Karolína Peake is dismissed after a week in the post of Minister of Defense. She is the tenth minister who has been forced to resign since the coalition government took office in 2010. However, Peake remains as deputy prime minister.
Liquor is prohibited after death
The government bans all liquor sales with more than 20 percent alcohol content since 19 people died of illegal liquor with life-threatening methanol. Black liquor is estimated to account for up to one fifth of all liquor sales in the Czech Republic. At the same time, the Czech Republic can be regarded as one of Europe’s most drug-liberal countries. Since January 2010, it is permissible to hold small amounts of heroin, cocaine and LSD.
A new bourgeois party is formed
A new party, the Liberal Democrats, called Lidem (“For the People”) is founded by Karolína Peake since she left the VV. Several of the founders come from the VV.
Savings packages are assumed
The government formally approves a savings package that includes, among other things, reduced pensions.
Protests against savings policy
Major trade union-led protests are being held against the government’s plans for tax increases and welfare cuts. Nearly 100,000 protesters are participating in Prague. The protests also target widespread corruption in society.
Former minister is convicted of corruption
Former Minister of Transport Vít Bárta from the VV is sentenced to conditional prison sentence for corruption.
The Czech Republic says no to the EU financial pact
The Czech government, like the UK, chooses to remain outside the financial pact signed by the other EU leaders for the time being. The purpose of the Pact is to strengthen the Member States’ budgetary discipline and prevent new debt crises.
Direct election of the president is introduced
The Senate approves a proposal for constitutional reform, which means that the President of the Czech Republic will in the future be elected directly by the people, instead of as before by Parliament.
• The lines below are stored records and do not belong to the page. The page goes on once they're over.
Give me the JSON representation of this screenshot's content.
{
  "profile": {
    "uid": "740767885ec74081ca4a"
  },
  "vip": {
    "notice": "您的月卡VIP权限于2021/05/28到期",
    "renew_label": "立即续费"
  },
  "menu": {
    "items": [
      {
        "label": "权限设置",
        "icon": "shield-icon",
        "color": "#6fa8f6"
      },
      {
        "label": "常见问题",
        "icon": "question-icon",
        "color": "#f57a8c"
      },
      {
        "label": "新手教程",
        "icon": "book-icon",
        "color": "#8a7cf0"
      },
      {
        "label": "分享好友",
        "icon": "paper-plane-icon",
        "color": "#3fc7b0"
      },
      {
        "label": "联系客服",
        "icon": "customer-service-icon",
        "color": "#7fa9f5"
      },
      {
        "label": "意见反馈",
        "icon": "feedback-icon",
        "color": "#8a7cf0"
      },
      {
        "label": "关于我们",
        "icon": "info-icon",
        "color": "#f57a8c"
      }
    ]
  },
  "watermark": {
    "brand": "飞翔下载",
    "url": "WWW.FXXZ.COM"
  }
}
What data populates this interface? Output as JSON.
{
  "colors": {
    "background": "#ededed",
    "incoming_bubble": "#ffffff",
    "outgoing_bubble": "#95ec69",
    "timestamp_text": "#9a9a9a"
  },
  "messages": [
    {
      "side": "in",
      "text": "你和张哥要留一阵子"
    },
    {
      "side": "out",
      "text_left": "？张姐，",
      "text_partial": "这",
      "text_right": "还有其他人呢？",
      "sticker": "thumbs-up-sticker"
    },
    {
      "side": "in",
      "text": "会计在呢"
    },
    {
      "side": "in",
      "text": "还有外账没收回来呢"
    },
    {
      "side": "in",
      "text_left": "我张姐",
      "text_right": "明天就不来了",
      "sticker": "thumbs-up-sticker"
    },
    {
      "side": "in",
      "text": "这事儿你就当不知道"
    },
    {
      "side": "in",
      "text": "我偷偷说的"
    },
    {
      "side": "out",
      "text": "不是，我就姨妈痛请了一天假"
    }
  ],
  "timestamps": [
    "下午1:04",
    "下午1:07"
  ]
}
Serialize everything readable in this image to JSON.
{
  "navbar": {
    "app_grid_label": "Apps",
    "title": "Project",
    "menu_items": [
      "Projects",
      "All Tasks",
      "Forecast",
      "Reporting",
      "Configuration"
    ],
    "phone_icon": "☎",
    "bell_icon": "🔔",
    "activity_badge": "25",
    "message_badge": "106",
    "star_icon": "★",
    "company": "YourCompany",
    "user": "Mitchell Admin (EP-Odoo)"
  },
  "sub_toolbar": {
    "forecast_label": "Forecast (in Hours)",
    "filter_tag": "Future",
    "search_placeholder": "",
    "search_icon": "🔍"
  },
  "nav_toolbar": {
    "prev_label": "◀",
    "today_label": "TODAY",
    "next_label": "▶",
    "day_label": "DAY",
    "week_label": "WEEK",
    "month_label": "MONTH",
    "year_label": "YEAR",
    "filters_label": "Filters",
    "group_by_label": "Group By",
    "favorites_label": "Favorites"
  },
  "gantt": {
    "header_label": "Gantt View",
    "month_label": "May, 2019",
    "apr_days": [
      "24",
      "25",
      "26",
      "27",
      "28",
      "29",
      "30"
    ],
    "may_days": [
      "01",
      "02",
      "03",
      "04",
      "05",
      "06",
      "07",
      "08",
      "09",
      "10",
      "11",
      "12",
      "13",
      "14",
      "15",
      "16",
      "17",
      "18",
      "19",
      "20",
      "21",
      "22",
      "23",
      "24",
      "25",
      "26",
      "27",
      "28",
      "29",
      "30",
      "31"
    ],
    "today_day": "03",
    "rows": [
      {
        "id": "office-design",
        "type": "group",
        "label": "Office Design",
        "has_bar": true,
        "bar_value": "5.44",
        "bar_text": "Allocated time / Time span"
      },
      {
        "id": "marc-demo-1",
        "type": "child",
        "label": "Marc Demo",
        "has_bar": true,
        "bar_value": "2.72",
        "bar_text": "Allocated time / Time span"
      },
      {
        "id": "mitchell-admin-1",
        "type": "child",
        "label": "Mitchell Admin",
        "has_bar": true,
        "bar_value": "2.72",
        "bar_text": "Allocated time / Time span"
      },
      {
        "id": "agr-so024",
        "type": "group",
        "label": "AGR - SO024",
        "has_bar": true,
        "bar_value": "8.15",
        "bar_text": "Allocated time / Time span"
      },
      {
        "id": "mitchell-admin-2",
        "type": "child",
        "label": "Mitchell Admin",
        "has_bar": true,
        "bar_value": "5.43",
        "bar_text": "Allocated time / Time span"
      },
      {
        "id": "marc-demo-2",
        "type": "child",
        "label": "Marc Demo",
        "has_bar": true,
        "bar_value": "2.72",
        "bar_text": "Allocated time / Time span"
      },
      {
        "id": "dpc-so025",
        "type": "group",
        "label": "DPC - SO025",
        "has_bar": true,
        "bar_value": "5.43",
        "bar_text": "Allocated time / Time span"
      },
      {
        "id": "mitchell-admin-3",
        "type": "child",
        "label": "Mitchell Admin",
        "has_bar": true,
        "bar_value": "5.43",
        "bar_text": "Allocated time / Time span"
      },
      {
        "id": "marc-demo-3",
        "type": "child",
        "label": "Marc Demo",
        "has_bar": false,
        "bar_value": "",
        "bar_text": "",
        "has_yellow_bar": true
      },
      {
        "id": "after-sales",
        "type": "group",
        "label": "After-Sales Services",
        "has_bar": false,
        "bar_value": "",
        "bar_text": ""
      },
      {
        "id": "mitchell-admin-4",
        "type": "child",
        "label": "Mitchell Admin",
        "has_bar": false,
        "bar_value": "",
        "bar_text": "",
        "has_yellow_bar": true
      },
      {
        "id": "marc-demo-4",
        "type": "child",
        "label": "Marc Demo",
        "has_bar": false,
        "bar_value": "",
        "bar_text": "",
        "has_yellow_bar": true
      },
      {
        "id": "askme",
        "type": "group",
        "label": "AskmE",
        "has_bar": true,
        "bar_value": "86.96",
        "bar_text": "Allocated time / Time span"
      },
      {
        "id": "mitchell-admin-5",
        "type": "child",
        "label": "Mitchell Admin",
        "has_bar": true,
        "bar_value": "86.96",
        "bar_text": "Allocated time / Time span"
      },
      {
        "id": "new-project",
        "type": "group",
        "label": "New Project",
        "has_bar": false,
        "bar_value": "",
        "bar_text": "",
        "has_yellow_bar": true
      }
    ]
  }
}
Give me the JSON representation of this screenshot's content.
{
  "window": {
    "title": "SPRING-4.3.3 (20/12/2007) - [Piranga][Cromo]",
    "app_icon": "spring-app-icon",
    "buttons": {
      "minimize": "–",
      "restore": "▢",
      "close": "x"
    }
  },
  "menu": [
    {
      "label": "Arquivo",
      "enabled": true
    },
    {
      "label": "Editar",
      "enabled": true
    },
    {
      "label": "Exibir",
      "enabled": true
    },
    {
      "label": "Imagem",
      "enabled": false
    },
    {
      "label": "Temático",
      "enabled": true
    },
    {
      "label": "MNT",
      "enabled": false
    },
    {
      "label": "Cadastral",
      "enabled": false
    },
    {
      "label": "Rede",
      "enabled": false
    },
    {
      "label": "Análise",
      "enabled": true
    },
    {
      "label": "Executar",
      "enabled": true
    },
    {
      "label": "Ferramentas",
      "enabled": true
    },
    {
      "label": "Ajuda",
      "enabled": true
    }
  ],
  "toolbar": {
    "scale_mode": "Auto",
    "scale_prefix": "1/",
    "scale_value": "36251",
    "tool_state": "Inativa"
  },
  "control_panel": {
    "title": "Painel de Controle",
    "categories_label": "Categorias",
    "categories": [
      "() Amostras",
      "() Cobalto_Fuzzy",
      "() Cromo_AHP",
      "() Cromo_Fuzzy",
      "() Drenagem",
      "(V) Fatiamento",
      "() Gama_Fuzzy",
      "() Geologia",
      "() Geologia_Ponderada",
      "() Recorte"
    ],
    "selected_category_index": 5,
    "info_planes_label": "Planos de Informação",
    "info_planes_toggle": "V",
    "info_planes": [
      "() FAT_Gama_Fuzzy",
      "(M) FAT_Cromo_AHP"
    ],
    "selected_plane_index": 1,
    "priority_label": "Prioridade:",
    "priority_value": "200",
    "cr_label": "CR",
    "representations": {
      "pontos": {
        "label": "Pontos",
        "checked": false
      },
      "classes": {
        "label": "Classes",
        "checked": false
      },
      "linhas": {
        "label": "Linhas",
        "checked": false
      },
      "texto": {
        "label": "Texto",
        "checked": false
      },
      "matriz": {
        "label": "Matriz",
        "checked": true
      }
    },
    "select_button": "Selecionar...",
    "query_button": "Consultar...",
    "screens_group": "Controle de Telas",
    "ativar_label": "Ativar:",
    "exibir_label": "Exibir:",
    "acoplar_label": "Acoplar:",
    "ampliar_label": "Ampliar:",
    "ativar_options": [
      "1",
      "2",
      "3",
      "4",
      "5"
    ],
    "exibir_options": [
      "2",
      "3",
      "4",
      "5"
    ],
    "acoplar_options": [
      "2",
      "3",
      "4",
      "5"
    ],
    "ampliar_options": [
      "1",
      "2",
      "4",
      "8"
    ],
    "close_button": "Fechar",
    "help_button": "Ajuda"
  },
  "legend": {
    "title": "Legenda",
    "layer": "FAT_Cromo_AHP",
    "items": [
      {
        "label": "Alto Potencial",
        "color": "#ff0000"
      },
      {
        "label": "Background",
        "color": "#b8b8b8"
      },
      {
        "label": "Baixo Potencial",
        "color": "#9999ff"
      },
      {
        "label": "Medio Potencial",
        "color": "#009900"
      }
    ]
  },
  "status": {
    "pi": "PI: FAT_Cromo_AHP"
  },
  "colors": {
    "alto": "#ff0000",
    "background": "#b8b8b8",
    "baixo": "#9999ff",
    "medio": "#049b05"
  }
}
The incumbent President Václav Klaus opposes the reform.
Ukrainian opposition leader is granted asylum
Imprisoned Ukrainian opposition leader Julia Tymoshenko’s husband, Oleksandr Tymoshenko, is granted political asylum in the Czech Republic (see Ukraine: Calendar).
Confiscated property is returned to the Catholic Church
After a tough political battle, the government decides that property confiscated by the former communist regime should be returned to the Catholic Church for a 30-year period. In addition, the church will receive compensation with the equivalent of close to SEK 2.5 billion.